WORK INSTRUCTION: Copy each line that contains the string "subtitle", taking them from the material.
◇ ◇ ◇ ◇ ◇
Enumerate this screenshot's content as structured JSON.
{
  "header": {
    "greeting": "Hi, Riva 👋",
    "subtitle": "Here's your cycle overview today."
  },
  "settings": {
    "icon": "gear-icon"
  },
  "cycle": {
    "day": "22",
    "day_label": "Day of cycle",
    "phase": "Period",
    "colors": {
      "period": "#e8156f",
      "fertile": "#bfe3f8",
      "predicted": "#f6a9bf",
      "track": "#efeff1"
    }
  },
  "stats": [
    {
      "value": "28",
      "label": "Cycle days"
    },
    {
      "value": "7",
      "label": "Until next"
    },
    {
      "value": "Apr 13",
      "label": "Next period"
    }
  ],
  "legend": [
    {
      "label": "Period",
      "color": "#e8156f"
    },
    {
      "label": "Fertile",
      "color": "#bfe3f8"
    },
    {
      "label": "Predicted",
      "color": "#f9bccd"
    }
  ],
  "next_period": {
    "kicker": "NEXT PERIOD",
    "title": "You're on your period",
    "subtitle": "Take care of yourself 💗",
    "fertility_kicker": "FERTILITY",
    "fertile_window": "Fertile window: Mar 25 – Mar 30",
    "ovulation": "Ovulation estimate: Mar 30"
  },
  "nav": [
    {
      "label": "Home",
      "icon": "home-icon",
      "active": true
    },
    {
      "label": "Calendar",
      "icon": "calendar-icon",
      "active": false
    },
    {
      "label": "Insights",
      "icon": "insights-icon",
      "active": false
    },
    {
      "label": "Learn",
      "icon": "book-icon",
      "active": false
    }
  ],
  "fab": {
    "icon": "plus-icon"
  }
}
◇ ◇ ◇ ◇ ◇
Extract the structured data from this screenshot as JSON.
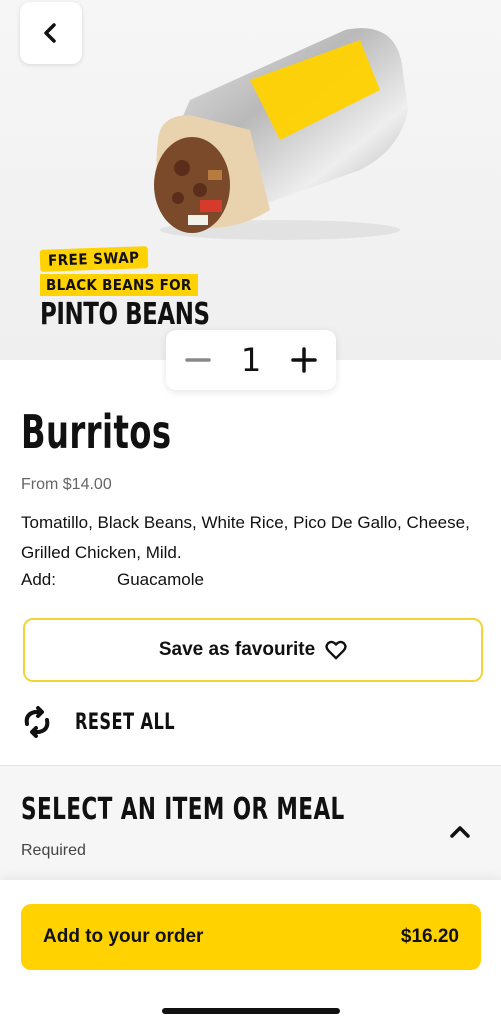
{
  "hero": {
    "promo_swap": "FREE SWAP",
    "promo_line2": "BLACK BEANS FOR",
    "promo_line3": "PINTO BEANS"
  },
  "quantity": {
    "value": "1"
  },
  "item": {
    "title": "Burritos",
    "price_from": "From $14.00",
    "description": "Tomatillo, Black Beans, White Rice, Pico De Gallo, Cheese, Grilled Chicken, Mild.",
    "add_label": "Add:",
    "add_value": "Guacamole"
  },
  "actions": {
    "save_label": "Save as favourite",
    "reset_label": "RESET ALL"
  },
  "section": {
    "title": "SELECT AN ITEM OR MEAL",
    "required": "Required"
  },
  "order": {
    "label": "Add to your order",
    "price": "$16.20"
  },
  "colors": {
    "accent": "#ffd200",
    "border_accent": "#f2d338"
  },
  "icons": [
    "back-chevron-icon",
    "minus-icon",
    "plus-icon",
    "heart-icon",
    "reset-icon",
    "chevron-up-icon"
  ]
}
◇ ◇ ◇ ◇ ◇
COMPLETED TASK:
    "subtitle": "Here's your cycle overview today."
    "subtitle": "Take care of yourself 💗",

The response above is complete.